** Opening DATA FOR THIS EXERCISE block **

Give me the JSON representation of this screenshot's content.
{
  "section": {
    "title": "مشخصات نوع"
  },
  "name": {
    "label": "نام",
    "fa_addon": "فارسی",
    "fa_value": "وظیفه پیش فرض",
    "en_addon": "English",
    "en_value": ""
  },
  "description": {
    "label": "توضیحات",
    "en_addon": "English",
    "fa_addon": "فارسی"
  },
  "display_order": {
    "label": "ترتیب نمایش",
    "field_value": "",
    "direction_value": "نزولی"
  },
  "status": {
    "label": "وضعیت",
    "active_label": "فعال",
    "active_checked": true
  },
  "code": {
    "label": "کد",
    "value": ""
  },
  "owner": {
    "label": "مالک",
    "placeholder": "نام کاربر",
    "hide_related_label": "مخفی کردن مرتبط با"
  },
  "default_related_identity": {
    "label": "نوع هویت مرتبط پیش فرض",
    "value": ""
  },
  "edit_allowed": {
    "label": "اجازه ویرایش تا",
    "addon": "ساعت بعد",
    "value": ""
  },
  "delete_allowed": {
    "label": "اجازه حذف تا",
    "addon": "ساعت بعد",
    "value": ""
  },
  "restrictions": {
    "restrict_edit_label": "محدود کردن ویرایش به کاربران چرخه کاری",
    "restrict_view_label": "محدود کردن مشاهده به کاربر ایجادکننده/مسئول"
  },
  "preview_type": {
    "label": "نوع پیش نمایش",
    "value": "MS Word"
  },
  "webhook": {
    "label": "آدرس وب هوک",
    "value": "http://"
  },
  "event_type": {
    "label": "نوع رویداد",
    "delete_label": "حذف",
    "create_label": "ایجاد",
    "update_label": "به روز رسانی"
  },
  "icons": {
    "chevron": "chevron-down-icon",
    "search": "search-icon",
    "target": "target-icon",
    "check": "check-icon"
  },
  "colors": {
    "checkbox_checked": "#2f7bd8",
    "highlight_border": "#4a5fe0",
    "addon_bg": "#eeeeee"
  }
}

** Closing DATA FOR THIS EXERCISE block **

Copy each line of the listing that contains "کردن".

    "hide_related_label": "مخفی کردن مرتبط با"
    "restrict_edit_label": "محدود کردن ویرایش به کاربران چرخه کاری",
    "restrict_view_label": "محدود کردن مشاهده به کاربر ایجادکننده/مسئول"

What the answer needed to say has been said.